• [WHAT YOU HAVE TO DO] Every line with the word "JSON" in it should be extracted from the data that follows.

• [ENTRIES SUPPLIED]
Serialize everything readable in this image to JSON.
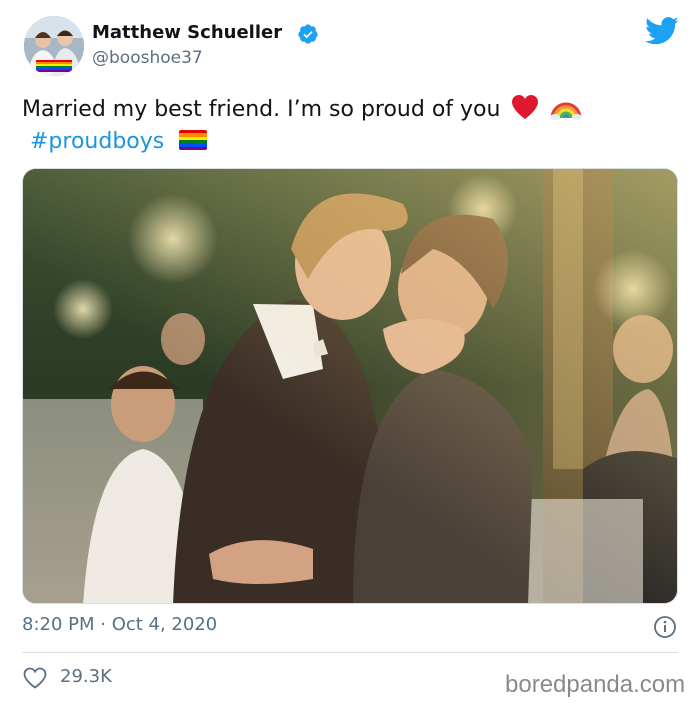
{
  "author": {
    "display_name": "Matthew Schueller",
    "handle": "@booshoe37",
    "verified": true,
    "avatar": "profile-photo"
  },
  "tweet": {
    "text": "Married my best friend. I’m so proud of you",
    "emojis": [
      "red-heart",
      "rainbow"
    ],
    "hashtag": "#proudboys",
    "hashtag_emoji": "rainbow-flag",
    "image": "wedding-kiss-photo",
    "time": "8:20 PM · Oct 4, 2020",
    "likes": "29.3K"
  },
  "icons": {
    "brand": "twitter-bird-icon",
    "info": "info-icon",
    "like": "heart-icon"
  },
  "colors": {
    "link": "#1b95e0",
    "muted": "#5b7083",
    "verified": "#1da1f2",
    "heart_emoji": "#e0182d"
  },
  "watermark": "boredpanda.com"
}
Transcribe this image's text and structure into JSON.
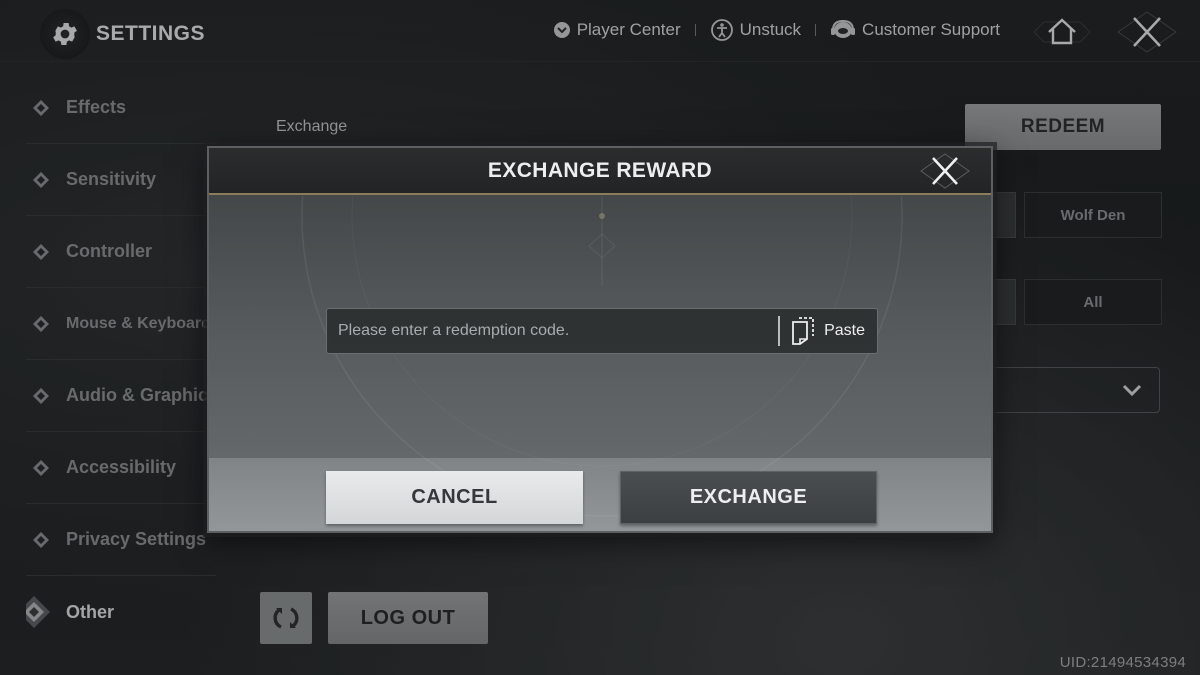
{
  "header": {
    "title": "SETTINGS",
    "links": [
      {
        "label": "Player Center",
        "icon": "player-center-icon"
      },
      {
        "label": "Unstuck",
        "icon": "unstuck-icon"
      },
      {
        "label": "Customer Support",
        "icon": "headset-icon"
      }
    ]
  },
  "sidebar": {
    "items": [
      {
        "label": "Effects",
        "active": false
      },
      {
        "label": "Sensitivity",
        "active": false
      },
      {
        "label": "Controller",
        "active": false
      },
      {
        "label": "Mouse & Keyboard",
        "active": false
      },
      {
        "label": "Audio & Graphics",
        "active": false
      },
      {
        "label": "Accessibility",
        "active": false
      },
      {
        "label": "Privacy Settings",
        "active": false
      },
      {
        "label": "Other",
        "active": true
      }
    ]
  },
  "main": {
    "exchange_label": "Exchange",
    "redeem_label": "REDEEM",
    "server_option": "Wolf Den",
    "scope_option": "All",
    "logout_label": "LOG OUT",
    "uid": "UID:21494534394"
  },
  "modal": {
    "title": "EXCHANGE REWARD",
    "code_placeholder": "Please enter a redemption code.",
    "code_value": "",
    "paste_label": "Paste",
    "cancel_label": "CANCEL",
    "exchange_label": "EXCHANGE"
  },
  "colors": {
    "accent_gold": "#8b7d5c",
    "background": "#1e2122",
    "primary_button": "#e1e3e4",
    "dark_button": "#43474a"
  }
}
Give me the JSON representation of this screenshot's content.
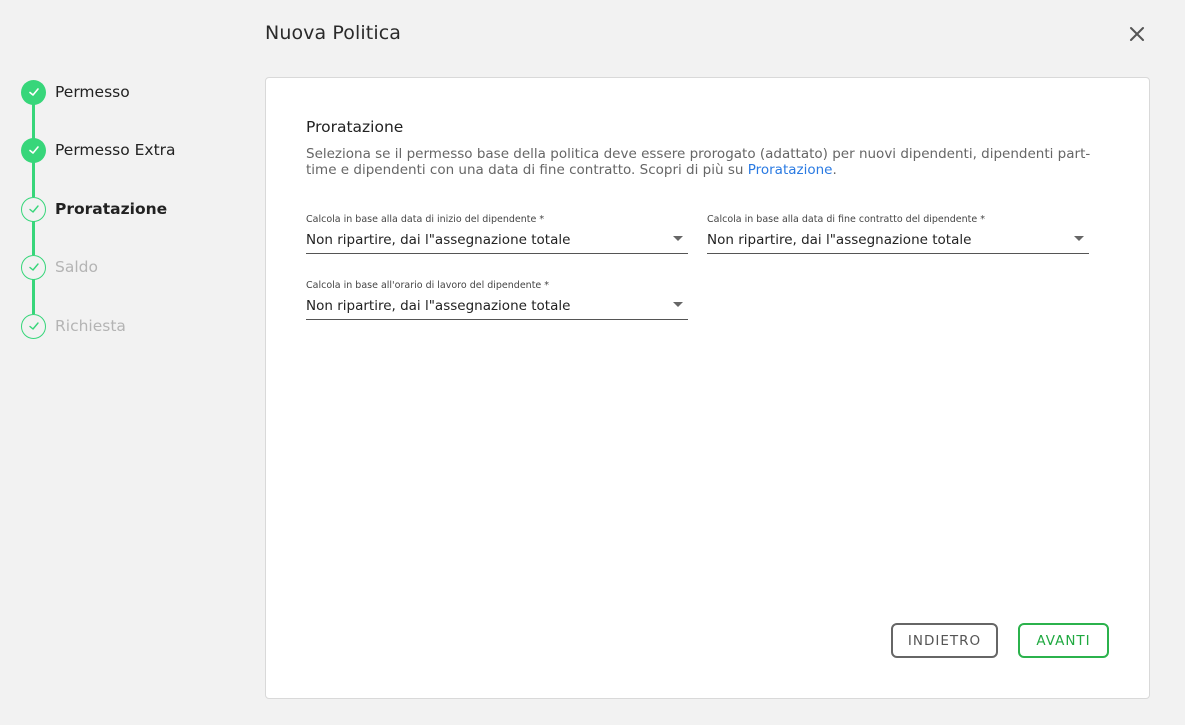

• [YOUR SOLUTION]
Serialize everything readable in this image to JSON.
Transcribe this image's text and structure into JSON.
Give me the JSON representation of this screenshot's content.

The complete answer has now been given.